Problem details: Scan the entries for the word "Microsoft". Every line that has it should be copied.
* * * * * * * * *
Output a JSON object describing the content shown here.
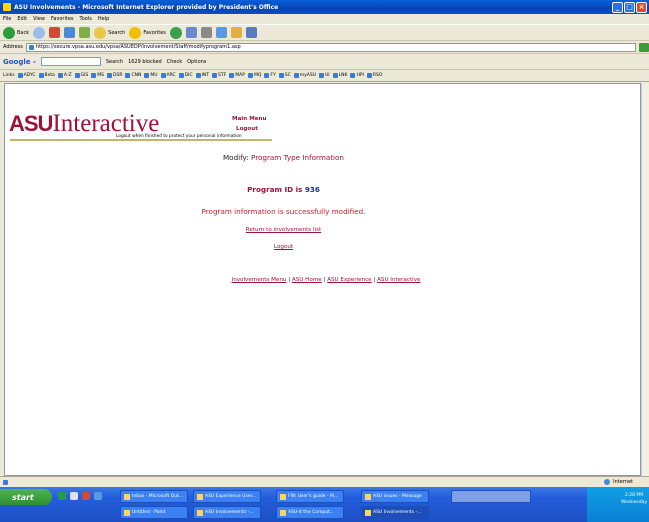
{
  "window": {
    "title": "ASU Involvements - Microsoft Internet Explorer provided by President's Office"
  },
  "menu": [
    "File",
    "Edit",
    "View",
    "Favorites",
    "Tools",
    "Help"
  ],
  "toolbar": {
    "back": "Back",
    "search": "Search",
    "favorites": "Favorites"
  },
  "address": {
    "label": "Address",
    "url": "https://secure.vpsa.asu.edu/vpsa/ASUEDP/Involvement/Staff/modifyprogram1.asp"
  },
  "google": {
    "logo": "Google -",
    "search": "Search",
    "blocked": "1629 blocked",
    "check": "Check",
    "options": "Options"
  },
  "links": {
    "label": "Links",
    "items": [
      "ADYC",
      "Beta",
      "A-Z",
      "GIS",
      "MS",
      "DSR",
      "CNN",
      "MU",
      "ARC",
      "DIC",
      "INT",
      "STF",
      "MAP",
      "MQ",
      "FY",
      "SC",
      "myASU",
      "UI",
      "LNK",
      "HPI",
      "RSO"
    ]
  },
  "page": {
    "logo_asu": "ASU",
    "logo_interactive": "Interactive",
    "logout_note": "Logout when finished to protect your personal information",
    "main_menu": "Main Menu",
    "logout_top": "Logout",
    "modify_prefix": "Modify: ",
    "modify_highlight": "Program Type Information",
    "program_id_prefix": "Program ID is ",
    "program_id": "936",
    "success": "Program information is successfully modified.",
    "return_link": "Return to involvements list",
    "logout_link": "Logout",
    "footer": [
      "Involvements Menu",
      "ASU Home",
      "ASU Experience",
      "ASU Interactive"
    ],
    "footer_sep": " | "
  },
  "status": {
    "zone": "Internet"
  },
  "taskbar": {
    "start": "start",
    "tasks_row1": [
      "Inbox - Microsoft Out...",
      "ASU Experience User...",
      "FW: User's guide - M...",
      "ASU issues - Message"
    ],
    "tasks_row2": [
      "Untitled - Paint",
      "ASU Involvements -...",
      "ASU-it the Comput...",
      "ASU Involvements -..."
    ],
    "clock": "2:28 PM",
    "day": "Wednesday"
  }
}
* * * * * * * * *
Exercise answer:
    "title": "ASU Involvements - Microsoft Internet Explorer provided by President's Office"
      "Inbox - Microsoft Out...",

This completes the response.